Implications of the practical use of popular culture
A second and thornier issue is that diplomacy shifts the role of popular culture from a valuable piece of a nation’s heritage to a pragmatic mechanism. It is possible for popular culture to maintain its integrity while also attracting members of the global community or contributing to a positive aspect of a nation’s image. However, soft power practices put the current role of popular culture at risk. Through its use of art as a means to encourage worldwide security, for example, the British government could implicitly devalue the art itself. The Japanese government’s view of manga and anime as another tool to entice supporters threatens to overtake genuine appreciation of the art forms. And Turkayfe’s plea for Turkish citizens to write blurbs about the positive aspects of their nation in order to shift the world’s opinion again redefines culture as a bargaining tool.
While the use of popular culture is certainly preferable to military force from a humanitarian standpoint, it is sadly an unrealistic substitute in the current global context. And in the meantime, then, popular culture for the sake of preserving national heritage – and for celebrating humanity – is endangered. It is easy for political aims to take precedence. But the use of popular culture as another means of diplomacy and power building should be viewed warily. Otherwise, nations risk sacrificing the natural relationships created by a shared, valued culture for artificial relationships with other groups.

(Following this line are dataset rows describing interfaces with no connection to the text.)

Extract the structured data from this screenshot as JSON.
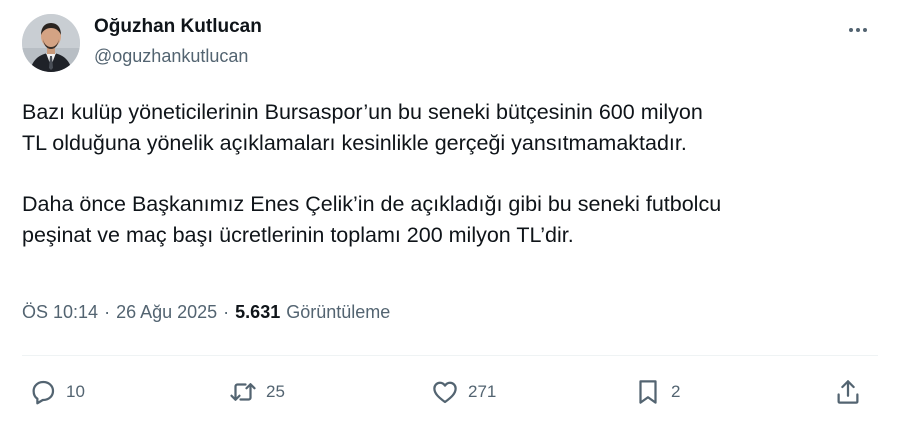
{
  "author": {
    "name": "Oğuzhan Kutlucan",
    "handle": "@oguzhankutlucan",
    "avatar_icon": "profile-photo"
  },
  "more_icon": "more-horizontal-icon",
  "tweet": {
    "paragraphs": [
      {
        "lines": [
          "Bazı kulüp yöneticilerinin Bursaspor’un bu seneki bütçesinin 600 milyon",
          "TL olduğuna yönelik açıklamaları kesinlikle gerçeği yansıtmamaktadır."
        ]
      },
      {
        "lines": [
          "Daha önce Başkanımız Enes Çelik’in de açıkladığı gibi bu seneki futbolcu",
          "peşinat ve maç başı ücretlerinin toplamı 200 milyon TL’dir."
        ]
      }
    ]
  },
  "meta": {
    "time": "ÖS 10:14",
    "separator": "·",
    "date": "26 Ağu 2025",
    "views_count": "5.631",
    "views_label": "Görüntüleme"
  },
  "actions": {
    "reply": {
      "icon": "reply-icon",
      "count": "10"
    },
    "retweet": {
      "icon": "retweet-icon",
      "count": "25"
    },
    "like": {
      "icon": "heart-icon",
      "count": "271"
    },
    "bookmark": {
      "icon": "bookmark-icon",
      "count": "2"
    },
    "share": {
      "icon": "share-icon"
    }
  },
  "colors": {
    "text_primary": "#0f1419",
    "text_secondary": "#536471",
    "divider": "#eff3f4"
  }
}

The rise of soft diplomacy and nation branding through popular culture is an intriguing development in international relations. Anime and manga, art conferences, coffee prepared with sugar, and soccer games are transformed from popular traditions to political and diplomatic mechanisms: means of garnering support, influencing other groups, or improving outsiders’ opinion of a nation. A positive, collaborative alternative to traditional diplomacy, pop culture diplomacy is appealing and potentially effective for many reasons. When embarking on soft diplomacy initiatives, though, countries must be cautious in their assessment of success; more importantly, they must avoid exploiting and devaluing an invaluable aspect of the human experience.